« AnteriorContinua »
" And this subject of the different characters of dispositions is one of those things wherein the common discourse of men is wiser than books—a thing which seldom happens.
Wherefore out of these materials (which are surely rich and abundant) let a full and careful treatise be constructed . . . so that an artificial and accurate dissection may be made of men's minds and natures, and the secret disposition of each particular man laid open, that, from a knowledge of the whole, the precepts concerning the cures of the mind may be more rightly formed. . . . And not only the characters of dispositions impressed by nature should be received into this treatise, but those also which are otherwise imposed upon the mind by the sex, age, country, state of health, make of body, etc. And again those which proceed from fortune, as in princes, nobles, common people, the rich, the poor, magistrates, the ignorant, the happy, the miserable, etc.”-Bacon, ' De Augmentis Scientiarum,' B. vii. ch. iii.
'... Ethology, is still to be created. But its creation has at length become practicable. The empirical laws, destined to verify its deductions, have been formed in abundance by every successive age of humanity; and the premises for the deductions are now sufficiently complete."-J. S. Mill, 'A System of Logic,' B. vi. ch. v. § 6.

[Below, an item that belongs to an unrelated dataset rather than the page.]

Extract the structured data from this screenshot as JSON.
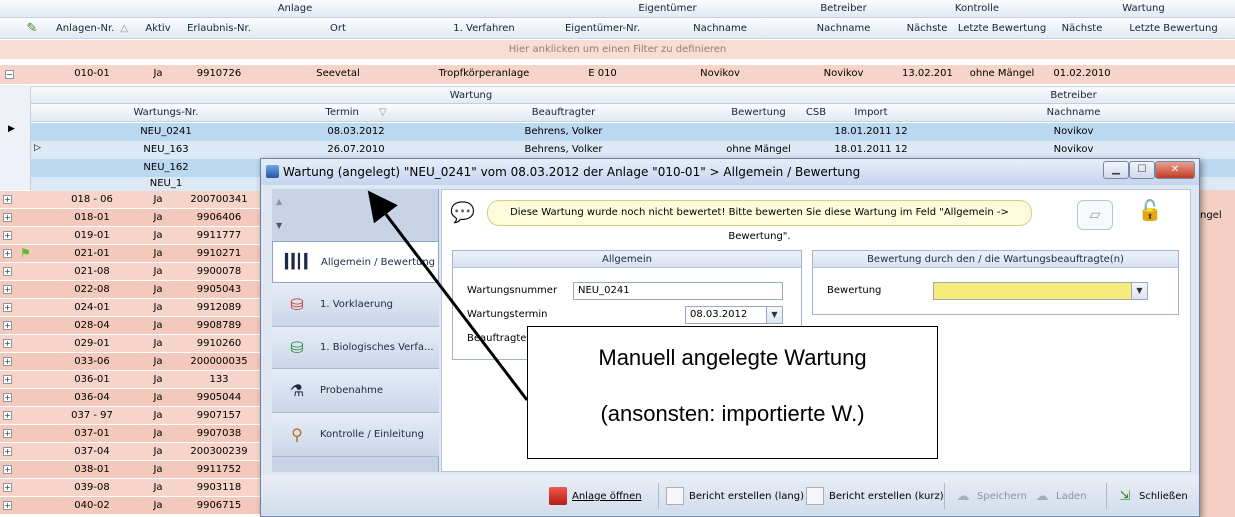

Being a Study of the Tendencies of the Emotions and
ALEXANDER F. SHAND, M.A.
MACMILLAN AND CO., LIMITED
TO THE FIRST EDITION
A SCIENTIFIC treatment should not diminish, but increase the general interest taken in character. To bring together the various aspects of the subject,—which, in literature, are treated in isolation from one another ; to lead up to a general conception of it; to study the methods by which the know:ledge of it may be increased in accuracy and extent ; these
are to make approaches to a scientific treatment of character. While I have had chiefly to confine myself to a study of the tendencies of the emotions and sentiments, this has been, throughout, my aim. This book, then, is a study of method. Yet I do not claim that this method is essentially new. It is in the main the hypothetical method of the sciences; it has had to be adapted to the treatment of character : that is all. Yet for a long time, like the philosophers of old, I was trying to find indisputable foundations. How long it took me before I saw the necessity of being content with good working hypotheses ! Hence, as I only try to find such hypotheses, to interpret the facts of character as far as I have grasped them, I do not put them forward as finally true or adequate theories. On the contrary, I have tried to show how they may be corrected and improved as the facts come to be systematically investigated. And I have sought to give them such a form that they can be made use of and improved by others without being wholly abandoned. To make real progress possible has been my aim throughout. I have wondered whether, in following a plain method of science and common sense in the treatment of a subject, around which such an amount of valuable opinion has accumulated, we cannot ensure an
sp 6470 854
orderly development; so that each age, taking up the conclusions of the preceding age, not contemptuously, but with respect and hope, may first master its knowledge and wisdom, and discern their legitimate applications, before attempting to judge in what respects they are defective and inadequate :just as the progress of physical science depends on our first mastering the knowledge already attained in some branch of it, and on conserving that, before attempting to solve the new problems there suggested.
What has astonished me is that the thoughts of the past that bear on life and character are not thus regarded, but either despised and neglected, or reverenced in that wrong way according to which these thoughts have only to be accepted and preserved. Whence arise, in respect of the wisdom of life, what are called “platitudes," and in respect of political life, rigid institutions; and both of these, instead of protecting mankind against the revolutionary spirit, invite it.
A great difficulty which I have found in the course of my work has been to collect the facts or observations of character on which I had to rely. I wish I could have collected them on such a scale as Prof. Westermarck has achieved in his wonderful book on “The Development of the Moral Ideas.” Such material as I have obtained has been drawn much more from literature than from any other source; and this was inevitable, because psychology has hardly begun to concern itself with these questions. After our own great poets, my chief resource has been the great French prose writers; and I take this opportunity of expressing my unqualified admiration for that literature, and my indebtedness to it. Everywhere I have found in it that psychological curiosity so frequent in the dramas of Shakespeare, but so rare in our prose writings.
One of the principal hypotheses in this book is the theory of the sentiments which I published in Mind nearly twenty years ago. I have to thank Prof. G. F. Stout, who was the first to adopt it, and to make it more widely known in his admirable " Manual of Psychology.” Since then it has been accepted, or at least found serviceable, by a number of eminent writers, among whom I may mention Prof. E.